Kian agreed that although none of Westlife knew Stephen particularly well, they were affected most at the funeral when they saw people they were close to so upset.
He said: "To see Louis crumble and Ronan and the Boyzone lads so upset, it really hit us."
Westlife are growing up. Shane, Nicky and Kian are married. Shane has three kids. Nicky has twins.
But although Mark is engaged, there will be no wedding bells anytime soon.
"People put engagement and wedding too close together," he said.
"At the moment, we are enjoying the engagement." But it's not been an easy road for Westlife. Kian, Mark and Shane started in a six-strong Sligo group called IOYOU. Shane's mum helped them get together with Louis in July 1998. But before Simon signed them to BMG, the other three members were dumped and Nicky and Brian McFadden from Dublin brought in.
But after their success, Brian quit the band in 2004 and, like Take That and the Spice Girls, Westlife could have split, too.
But they didn't although they did an album of swing covers, Allow Us To Be Frank, which Mark calls a "weird time" and an album he'd like to forget.

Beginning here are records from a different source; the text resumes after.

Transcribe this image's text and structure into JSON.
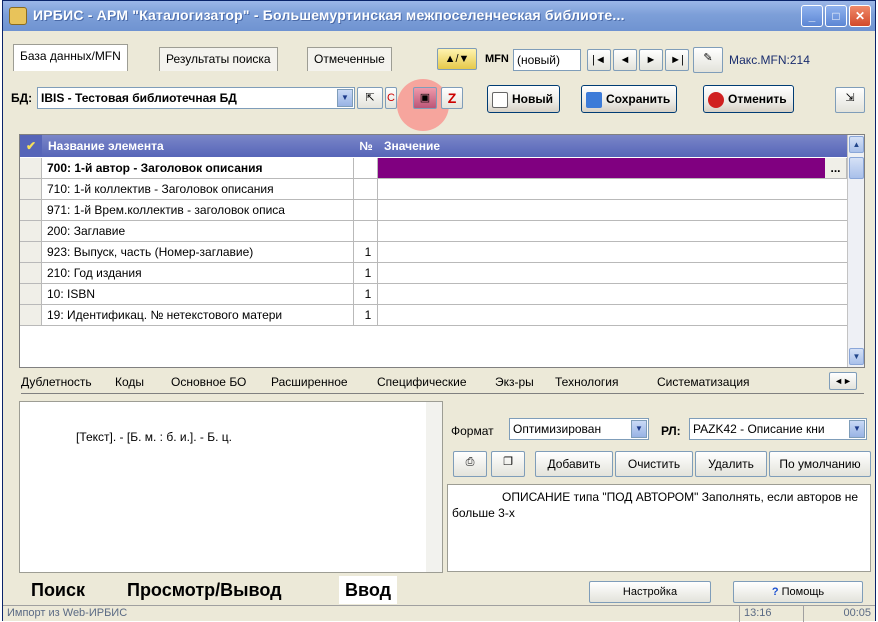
{
  "window": {
    "title": "ИРБИС - АРМ \"Каталогизатор\" - Большемуртинская межпоселенческая библиоте...",
    "minimize": "_",
    "maximize": "□",
    "close": "✕"
  },
  "top_tabs": [
    "База данных/MFN",
    "Результаты поиска",
    "Отмеченные"
  ],
  "mfn": {
    "label": "MFN",
    "value": "(новый)",
    "nav": [
      "|◄",
      "◄",
      "►",
      "►|"
    ],
    "max_label": "Макс.MFN:214"
  },
  "db": {
    "label": "БД:",
    "value": "IBIS - Тестовая библиотечная БД"
  },
  "toolbar": {
    "new": "Новый",
    "save": "Сохранить",
    "cancel": "Отменить"
  },
  "grid": {
    "headers": {
      "name": "Название элемента",
      "num": "№",
      "value": "Значение"
    },
    "rows": [
      {
        "name": "700: 1-й  автор - Заголовок описания",
        "num": "",
        "value": ""
      },
      {
        "name": "710: 1-й коллектив - Заголовок описания",
        "num": "",
        "value": ""
      },
      {
        "name": "971: 1-й Врем.коллектив - заголовок описа",
        "num": "",
        "value": ""
      },
      {
        "name": "200: Заглавие",
        "num": "",
        "value": ""
      },
      {
        "name": "923: Выпуск, часть (Номер-заглавие)",
        "num": "1",
        "value": ""
      },
      {
        "name": "210: Год издания",
        "num": "1",
        "value": ""
      },
      {
        "name": "10: ISBN",
        "num": "1",
        "value": ""
      },
      {
        "name": "19: Идентификац. № нетекстового матери",
        "num": "1",
        "value": ""
      }
    ],
    "ellipsis": "..."
  },
  "subtabs": [
    "Дублетность",
    "Коды",
    "Основное БО",
    "Расширенное",
    "Специфические",
    "Экз-ры",
    "Технология",
    "Систематизация"
  ],
  "preview": {
    "text": "[Текст]. - [Б. м. : б. и.]. - Б. ц."
  },
  "format": {
    "label": "Формат",
    "value": "Оптимизирован",
    "rl_label": "РЛ:",
    "rl_value": "PAZK42 - Описание кни"
  },
  "format_buttons": [
    "Добавить",
    "Очистить",
    "Удалить",
    "По умолчанию"
  ],
  "description": "ОПИСАНИЕ типа \"ПОД АВТОРОМ\"     Заполнять, если авторов не больше 3-х",
  "bottom_tabs": [
    "Поиск",
    "Просмотр/Вывод",
    "Ввод"
  ],
  "bottom_buttons": {
    "settings": "Настройка",
    "help": "Помощь"
  },
  "status": {
    "left": "Импорт из Web-ИРБИС",
    "time": "13:16",
    "elapsed": "00:05"
  },
  "colors": {
    "title_bar": "#7d9fd8",
    "grid_header": "#5665b8",
    "selected_value": "#800080"
  }
}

Nowadays, they have competition from JLS, who are Westlife's first real threat for the biggest boy band tag.
But after 12 years at the top and over 40 million albums sold, the Irish lads reckon JLS still have a lot to achieve.

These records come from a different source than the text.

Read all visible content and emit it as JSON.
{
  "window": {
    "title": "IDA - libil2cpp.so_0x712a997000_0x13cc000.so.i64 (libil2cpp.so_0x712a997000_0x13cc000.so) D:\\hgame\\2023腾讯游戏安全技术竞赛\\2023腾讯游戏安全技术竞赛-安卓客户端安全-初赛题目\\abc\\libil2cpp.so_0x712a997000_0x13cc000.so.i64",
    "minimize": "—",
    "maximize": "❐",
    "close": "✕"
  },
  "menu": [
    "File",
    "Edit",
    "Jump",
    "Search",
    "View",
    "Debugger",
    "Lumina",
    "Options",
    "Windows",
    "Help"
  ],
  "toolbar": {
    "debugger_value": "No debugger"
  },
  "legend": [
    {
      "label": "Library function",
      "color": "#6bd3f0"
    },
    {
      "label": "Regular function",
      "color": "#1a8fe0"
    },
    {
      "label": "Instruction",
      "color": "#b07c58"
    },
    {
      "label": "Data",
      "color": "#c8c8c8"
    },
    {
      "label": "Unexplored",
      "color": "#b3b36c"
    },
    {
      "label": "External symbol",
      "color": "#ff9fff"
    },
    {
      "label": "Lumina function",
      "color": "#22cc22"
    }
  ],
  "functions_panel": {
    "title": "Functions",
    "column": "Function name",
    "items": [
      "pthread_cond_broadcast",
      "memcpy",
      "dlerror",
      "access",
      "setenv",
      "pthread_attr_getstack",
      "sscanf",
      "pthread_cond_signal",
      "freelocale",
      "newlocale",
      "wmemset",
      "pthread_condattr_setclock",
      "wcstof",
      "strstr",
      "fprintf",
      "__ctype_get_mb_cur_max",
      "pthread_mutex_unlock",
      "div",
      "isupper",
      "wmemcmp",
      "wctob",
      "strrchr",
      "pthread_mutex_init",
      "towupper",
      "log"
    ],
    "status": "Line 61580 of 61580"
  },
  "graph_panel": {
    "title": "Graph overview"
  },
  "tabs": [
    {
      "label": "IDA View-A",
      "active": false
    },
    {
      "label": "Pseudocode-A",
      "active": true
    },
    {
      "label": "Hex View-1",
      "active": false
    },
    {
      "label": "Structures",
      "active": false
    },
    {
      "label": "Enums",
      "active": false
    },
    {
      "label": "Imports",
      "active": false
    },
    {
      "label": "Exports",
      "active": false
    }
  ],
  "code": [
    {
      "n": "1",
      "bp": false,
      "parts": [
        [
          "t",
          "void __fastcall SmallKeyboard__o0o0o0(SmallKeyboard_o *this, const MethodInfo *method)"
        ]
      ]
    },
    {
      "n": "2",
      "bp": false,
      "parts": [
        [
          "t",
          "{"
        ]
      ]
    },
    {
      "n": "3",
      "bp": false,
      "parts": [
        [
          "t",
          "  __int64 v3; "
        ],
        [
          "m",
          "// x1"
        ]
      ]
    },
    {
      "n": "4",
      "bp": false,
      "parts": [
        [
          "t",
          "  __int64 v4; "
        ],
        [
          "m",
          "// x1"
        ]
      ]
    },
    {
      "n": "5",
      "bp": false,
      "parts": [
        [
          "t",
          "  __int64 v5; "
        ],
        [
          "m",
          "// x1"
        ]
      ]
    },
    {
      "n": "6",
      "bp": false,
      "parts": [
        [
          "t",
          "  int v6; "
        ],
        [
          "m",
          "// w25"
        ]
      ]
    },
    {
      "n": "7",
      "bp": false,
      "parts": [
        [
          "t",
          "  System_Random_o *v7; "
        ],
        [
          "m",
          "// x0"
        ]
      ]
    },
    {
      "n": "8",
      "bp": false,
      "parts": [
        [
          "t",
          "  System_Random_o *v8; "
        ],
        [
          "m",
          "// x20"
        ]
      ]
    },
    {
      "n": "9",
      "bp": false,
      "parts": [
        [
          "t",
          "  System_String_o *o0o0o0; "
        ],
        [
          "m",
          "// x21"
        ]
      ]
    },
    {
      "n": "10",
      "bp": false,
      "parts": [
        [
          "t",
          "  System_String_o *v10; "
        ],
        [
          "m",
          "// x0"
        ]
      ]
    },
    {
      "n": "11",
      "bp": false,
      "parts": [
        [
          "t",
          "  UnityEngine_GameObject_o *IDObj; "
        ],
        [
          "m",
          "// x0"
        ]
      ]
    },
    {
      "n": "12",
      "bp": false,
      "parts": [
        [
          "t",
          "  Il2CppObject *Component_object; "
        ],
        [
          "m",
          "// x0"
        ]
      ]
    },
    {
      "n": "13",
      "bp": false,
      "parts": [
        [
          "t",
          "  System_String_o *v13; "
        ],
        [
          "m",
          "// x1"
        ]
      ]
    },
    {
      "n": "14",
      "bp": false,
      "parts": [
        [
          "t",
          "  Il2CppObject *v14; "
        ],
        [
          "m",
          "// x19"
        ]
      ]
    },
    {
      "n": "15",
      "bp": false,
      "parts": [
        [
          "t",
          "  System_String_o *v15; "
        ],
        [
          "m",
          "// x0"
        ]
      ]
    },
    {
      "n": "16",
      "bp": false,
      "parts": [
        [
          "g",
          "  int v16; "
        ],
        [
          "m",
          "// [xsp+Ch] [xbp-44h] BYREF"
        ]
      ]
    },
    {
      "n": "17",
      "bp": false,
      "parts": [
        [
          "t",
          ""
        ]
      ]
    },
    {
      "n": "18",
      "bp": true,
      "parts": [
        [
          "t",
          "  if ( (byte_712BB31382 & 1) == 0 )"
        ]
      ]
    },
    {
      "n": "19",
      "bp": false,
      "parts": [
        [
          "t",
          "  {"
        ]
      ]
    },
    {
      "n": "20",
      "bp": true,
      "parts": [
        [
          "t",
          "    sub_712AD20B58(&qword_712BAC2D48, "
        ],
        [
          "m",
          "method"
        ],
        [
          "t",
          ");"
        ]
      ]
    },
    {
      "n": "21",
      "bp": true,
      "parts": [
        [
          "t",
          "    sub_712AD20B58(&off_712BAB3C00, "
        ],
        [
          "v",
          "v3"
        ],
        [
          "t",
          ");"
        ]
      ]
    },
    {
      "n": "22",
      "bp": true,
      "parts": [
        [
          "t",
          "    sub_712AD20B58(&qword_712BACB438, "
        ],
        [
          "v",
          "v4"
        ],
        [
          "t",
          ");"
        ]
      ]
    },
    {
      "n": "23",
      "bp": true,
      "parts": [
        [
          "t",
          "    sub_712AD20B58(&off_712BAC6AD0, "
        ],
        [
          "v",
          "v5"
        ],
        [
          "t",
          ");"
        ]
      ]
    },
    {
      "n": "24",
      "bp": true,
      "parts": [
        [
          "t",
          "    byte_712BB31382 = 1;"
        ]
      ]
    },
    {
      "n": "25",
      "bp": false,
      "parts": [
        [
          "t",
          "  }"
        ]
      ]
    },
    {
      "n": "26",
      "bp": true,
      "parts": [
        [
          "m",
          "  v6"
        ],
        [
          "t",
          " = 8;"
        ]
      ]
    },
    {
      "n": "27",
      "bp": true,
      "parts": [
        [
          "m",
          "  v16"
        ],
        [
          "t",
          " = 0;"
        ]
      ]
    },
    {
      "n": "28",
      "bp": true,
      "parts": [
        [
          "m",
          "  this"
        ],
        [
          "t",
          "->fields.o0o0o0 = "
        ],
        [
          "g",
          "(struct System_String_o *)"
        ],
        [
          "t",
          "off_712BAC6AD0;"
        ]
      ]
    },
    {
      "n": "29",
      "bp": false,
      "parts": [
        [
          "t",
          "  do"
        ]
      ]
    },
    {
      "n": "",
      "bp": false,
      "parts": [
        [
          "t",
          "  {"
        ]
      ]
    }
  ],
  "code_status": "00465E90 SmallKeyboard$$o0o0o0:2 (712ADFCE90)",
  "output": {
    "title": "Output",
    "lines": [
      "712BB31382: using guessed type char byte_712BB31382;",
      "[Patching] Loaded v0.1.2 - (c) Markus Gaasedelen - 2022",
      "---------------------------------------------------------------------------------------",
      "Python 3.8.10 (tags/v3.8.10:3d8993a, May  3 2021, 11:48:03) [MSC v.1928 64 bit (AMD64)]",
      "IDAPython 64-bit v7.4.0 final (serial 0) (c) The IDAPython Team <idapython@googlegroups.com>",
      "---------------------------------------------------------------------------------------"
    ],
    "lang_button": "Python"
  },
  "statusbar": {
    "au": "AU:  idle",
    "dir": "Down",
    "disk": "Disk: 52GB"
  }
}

Kian said: "I'm happy to compete. There's no point in sitting down and not do our thing.
"We are very different to JLS. It's also their first year. If you manage to get a great album together in your first year and have talent, which they do, you will have an even bigger second year because that's how trends work.
"But we are happy to concentrate on ourselves and look back and remember our first few years and how crazy it was.
"The best way to look at it is to compare our first year and songs like Swear Again and Flying Without Wings and having seven No.1s straight."
That might be a subtle dig. While JLS's debut album beat Robbie Williams to the top spot and their first two singles went to No.1, their third, One Shot, only got to No.6. But Kian isn't taking anything away from The X Factor runners-up.
"The boys are living the dream, travelling and visiting places you don't even know the name of. But it's different when you are in your 12th year.
"It's a different type of success and we are at a different part of our career. It's tougher to constantly stay at the top of your game and record better songs."
If you haven't got tickets for Westlife's SECC shows at the end of the month, Sky are offering the next best thing.
Next Friday, May 14, a live special show by the boys from London's O2 Arena will be screened on Sky Box Office. It will also be on HD.
Are the band going to get some Botox for those close-ups? "What are you suggesting?" laughed Kian.
"We aren't in shape?" "We are on tour so we have been training for the show. This is going to be a good night for our fans."
Westlife play Glasgow's SECC on May 24, 25 and 26. On Friday, May 14 Sky Box Office will broadcast Westlife Live From The O2, a live gig by Westlife from London's O2Arena. To see the shows check out: Westlife Live From The O2 on SBO/HD Events Channel, Friday, May 14 at 8pm. Catch replays from Saturday, May 15. A backstage special in the lead up to the show called Westlife - Here We Are is on Monday, May 10, 4pm on Sky Movies Family/HD.
TALENTED: Kian praised JLS TOP OF THE POPS: The Beatles had 17 No.1 British singles